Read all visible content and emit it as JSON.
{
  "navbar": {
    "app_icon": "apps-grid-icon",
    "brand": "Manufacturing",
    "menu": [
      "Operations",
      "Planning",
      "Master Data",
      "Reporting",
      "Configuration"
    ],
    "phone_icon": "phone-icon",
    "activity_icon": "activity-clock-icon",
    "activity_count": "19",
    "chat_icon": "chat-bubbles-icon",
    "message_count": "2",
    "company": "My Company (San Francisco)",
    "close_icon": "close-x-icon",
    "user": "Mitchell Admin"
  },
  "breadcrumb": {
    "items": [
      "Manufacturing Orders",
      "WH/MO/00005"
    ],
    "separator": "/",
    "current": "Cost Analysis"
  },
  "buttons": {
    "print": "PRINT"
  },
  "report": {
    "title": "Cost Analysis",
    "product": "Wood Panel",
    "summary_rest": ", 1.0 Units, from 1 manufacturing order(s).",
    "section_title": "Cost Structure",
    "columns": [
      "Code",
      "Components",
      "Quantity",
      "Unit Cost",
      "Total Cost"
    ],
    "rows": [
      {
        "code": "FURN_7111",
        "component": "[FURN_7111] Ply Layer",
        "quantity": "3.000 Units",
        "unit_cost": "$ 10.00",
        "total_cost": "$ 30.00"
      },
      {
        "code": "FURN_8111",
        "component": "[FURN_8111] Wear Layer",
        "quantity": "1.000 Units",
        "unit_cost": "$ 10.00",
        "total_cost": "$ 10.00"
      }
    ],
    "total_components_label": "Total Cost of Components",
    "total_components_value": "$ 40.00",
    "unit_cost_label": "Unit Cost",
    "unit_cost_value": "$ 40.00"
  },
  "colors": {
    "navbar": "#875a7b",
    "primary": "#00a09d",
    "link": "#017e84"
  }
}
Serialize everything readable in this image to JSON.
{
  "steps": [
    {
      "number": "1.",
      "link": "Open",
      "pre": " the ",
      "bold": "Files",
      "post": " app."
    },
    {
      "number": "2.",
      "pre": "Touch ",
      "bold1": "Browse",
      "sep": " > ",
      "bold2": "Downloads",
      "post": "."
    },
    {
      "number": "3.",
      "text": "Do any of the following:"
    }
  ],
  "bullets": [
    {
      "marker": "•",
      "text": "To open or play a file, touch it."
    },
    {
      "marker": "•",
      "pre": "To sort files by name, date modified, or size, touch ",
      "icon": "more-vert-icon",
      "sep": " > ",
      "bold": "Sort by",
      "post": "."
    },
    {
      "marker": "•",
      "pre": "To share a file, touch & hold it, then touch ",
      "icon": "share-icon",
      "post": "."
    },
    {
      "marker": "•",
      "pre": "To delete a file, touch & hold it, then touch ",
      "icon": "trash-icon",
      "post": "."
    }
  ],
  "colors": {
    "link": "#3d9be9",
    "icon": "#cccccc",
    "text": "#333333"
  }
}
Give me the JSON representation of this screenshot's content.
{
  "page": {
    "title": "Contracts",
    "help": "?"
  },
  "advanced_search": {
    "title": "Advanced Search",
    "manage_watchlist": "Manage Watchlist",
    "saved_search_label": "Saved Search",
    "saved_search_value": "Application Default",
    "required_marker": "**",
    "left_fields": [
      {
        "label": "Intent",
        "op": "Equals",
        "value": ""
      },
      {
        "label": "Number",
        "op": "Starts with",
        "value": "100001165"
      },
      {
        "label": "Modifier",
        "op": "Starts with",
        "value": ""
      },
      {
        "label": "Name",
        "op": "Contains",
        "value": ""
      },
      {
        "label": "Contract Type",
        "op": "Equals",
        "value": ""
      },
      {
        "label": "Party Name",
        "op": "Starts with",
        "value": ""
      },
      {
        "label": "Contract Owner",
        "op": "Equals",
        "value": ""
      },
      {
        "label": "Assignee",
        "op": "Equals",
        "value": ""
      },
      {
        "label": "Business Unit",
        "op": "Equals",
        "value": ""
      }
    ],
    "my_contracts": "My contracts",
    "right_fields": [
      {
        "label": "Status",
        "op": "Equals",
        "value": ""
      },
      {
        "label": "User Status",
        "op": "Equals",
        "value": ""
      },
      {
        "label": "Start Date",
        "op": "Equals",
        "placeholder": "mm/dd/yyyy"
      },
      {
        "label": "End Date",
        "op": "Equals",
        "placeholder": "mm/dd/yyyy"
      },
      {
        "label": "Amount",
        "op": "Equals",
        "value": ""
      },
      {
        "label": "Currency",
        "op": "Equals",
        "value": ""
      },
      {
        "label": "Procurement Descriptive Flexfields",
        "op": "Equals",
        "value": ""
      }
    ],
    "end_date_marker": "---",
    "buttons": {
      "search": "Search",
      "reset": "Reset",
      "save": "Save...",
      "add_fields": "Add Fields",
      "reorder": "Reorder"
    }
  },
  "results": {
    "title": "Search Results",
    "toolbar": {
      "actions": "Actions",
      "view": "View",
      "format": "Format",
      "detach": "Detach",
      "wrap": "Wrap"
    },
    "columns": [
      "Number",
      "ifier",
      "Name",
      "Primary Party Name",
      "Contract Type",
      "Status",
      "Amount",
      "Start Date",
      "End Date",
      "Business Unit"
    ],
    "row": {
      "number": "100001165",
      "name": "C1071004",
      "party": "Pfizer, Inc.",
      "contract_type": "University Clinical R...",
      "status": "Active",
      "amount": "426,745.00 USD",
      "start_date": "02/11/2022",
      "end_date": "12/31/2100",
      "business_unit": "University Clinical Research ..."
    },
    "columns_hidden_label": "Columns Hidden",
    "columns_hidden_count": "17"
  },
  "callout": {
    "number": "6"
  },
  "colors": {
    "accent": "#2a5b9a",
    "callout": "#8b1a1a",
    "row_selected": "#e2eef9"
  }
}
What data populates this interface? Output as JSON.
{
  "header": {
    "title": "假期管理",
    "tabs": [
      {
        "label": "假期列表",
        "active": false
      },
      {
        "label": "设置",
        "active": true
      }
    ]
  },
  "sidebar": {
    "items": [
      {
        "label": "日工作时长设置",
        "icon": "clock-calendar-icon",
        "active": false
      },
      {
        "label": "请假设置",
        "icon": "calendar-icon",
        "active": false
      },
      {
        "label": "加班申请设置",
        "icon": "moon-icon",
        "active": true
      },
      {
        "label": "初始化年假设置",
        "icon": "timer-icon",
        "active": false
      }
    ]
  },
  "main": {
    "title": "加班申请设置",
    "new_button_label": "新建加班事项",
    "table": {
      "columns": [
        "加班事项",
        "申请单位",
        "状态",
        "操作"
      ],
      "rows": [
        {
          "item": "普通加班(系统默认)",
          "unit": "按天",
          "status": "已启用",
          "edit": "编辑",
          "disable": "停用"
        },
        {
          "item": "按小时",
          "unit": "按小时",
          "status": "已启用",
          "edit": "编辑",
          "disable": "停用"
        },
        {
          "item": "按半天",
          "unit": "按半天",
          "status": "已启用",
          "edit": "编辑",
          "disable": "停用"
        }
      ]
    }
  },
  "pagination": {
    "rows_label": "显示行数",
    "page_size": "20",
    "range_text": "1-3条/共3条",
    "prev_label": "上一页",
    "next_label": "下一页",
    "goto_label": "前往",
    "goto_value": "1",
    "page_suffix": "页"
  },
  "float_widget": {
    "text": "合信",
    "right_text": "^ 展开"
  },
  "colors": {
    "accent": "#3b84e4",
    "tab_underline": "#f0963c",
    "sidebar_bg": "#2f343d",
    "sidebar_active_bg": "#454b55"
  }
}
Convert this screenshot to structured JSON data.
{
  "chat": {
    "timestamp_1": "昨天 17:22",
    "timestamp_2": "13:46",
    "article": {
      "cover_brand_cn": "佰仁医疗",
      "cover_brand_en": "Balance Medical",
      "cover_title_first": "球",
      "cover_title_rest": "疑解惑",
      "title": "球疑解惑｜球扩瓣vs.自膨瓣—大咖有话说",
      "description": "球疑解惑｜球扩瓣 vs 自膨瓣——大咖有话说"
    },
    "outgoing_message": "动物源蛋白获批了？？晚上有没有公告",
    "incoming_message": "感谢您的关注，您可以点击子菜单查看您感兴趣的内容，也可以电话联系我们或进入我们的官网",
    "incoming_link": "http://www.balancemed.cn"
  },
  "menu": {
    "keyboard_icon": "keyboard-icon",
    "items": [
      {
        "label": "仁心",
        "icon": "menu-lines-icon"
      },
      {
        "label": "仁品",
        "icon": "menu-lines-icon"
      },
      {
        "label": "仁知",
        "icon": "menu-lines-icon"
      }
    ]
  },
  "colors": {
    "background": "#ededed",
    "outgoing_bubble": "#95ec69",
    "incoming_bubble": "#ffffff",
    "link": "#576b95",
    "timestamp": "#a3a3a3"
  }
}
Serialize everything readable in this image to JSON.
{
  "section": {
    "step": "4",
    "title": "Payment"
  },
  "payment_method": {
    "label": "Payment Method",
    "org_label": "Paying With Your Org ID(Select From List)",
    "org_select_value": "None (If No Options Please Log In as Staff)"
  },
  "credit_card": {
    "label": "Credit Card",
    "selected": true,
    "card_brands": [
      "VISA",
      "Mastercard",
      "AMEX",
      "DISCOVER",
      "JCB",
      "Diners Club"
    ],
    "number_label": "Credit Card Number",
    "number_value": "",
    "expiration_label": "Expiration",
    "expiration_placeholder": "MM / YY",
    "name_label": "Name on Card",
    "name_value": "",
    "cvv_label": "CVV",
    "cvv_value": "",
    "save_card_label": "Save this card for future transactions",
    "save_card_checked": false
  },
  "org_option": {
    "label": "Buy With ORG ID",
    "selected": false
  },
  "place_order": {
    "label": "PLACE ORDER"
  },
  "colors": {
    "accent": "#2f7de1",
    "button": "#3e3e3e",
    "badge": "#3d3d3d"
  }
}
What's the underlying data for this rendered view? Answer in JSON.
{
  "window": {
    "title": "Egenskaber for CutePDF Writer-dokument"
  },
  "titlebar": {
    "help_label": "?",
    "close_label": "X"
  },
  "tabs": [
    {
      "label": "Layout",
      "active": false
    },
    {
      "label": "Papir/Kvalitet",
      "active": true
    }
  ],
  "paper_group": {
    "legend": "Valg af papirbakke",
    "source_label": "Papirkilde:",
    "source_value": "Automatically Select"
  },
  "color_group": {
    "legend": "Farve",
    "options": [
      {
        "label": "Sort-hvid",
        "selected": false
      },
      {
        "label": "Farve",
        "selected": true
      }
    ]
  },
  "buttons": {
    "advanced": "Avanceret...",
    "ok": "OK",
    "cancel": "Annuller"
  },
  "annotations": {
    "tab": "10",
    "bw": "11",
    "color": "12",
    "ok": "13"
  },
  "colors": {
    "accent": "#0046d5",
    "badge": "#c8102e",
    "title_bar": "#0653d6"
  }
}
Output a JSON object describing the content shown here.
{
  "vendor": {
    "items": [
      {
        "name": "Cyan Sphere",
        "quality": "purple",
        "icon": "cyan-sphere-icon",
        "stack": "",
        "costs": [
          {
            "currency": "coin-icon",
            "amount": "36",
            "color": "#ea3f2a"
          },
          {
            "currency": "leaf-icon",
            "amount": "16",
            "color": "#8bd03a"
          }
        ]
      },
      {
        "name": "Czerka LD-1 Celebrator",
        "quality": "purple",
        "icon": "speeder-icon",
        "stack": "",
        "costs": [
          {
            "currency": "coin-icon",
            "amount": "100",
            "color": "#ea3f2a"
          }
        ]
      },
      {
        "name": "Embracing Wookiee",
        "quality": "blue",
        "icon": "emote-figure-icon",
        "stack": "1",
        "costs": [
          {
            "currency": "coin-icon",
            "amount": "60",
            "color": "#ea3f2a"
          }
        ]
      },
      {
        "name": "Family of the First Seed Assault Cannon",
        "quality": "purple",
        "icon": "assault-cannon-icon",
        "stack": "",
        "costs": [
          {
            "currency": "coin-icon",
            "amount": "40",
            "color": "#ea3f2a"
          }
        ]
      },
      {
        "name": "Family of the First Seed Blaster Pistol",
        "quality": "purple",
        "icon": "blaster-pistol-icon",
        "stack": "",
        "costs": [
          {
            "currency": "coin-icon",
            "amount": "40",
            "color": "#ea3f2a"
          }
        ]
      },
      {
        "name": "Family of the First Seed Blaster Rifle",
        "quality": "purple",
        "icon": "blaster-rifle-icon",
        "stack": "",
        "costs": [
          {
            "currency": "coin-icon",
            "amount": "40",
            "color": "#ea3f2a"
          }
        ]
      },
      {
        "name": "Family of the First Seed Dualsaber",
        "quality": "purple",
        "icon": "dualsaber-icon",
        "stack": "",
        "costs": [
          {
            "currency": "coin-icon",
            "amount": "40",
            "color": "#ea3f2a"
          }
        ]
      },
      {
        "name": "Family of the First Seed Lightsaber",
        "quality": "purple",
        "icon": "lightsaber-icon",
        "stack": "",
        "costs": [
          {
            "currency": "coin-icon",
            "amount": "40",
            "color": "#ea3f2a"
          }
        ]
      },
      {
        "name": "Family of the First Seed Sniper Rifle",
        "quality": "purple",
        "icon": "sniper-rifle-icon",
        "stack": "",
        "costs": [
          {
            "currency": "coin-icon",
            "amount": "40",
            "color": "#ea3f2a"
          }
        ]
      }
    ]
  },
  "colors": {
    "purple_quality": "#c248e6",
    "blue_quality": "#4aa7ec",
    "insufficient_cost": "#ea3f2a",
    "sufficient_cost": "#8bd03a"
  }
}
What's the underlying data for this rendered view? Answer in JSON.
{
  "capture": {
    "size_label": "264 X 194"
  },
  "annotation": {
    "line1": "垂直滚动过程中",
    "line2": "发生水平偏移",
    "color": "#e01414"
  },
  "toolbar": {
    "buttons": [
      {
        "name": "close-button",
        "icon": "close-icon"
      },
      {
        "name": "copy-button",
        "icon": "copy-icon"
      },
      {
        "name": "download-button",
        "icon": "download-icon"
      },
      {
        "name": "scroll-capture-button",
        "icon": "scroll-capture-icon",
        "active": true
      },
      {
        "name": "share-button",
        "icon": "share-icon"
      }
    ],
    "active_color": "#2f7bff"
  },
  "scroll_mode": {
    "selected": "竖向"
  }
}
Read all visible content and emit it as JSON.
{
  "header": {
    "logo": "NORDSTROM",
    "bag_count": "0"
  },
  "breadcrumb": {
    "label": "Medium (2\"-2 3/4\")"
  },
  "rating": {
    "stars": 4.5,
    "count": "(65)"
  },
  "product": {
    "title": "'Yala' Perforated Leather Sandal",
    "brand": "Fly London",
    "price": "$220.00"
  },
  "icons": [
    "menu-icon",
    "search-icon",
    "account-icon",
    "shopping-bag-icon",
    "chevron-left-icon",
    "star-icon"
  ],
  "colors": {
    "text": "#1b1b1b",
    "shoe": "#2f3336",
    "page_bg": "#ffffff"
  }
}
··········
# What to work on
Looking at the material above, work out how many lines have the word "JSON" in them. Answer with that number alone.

# Answer to this exercise
10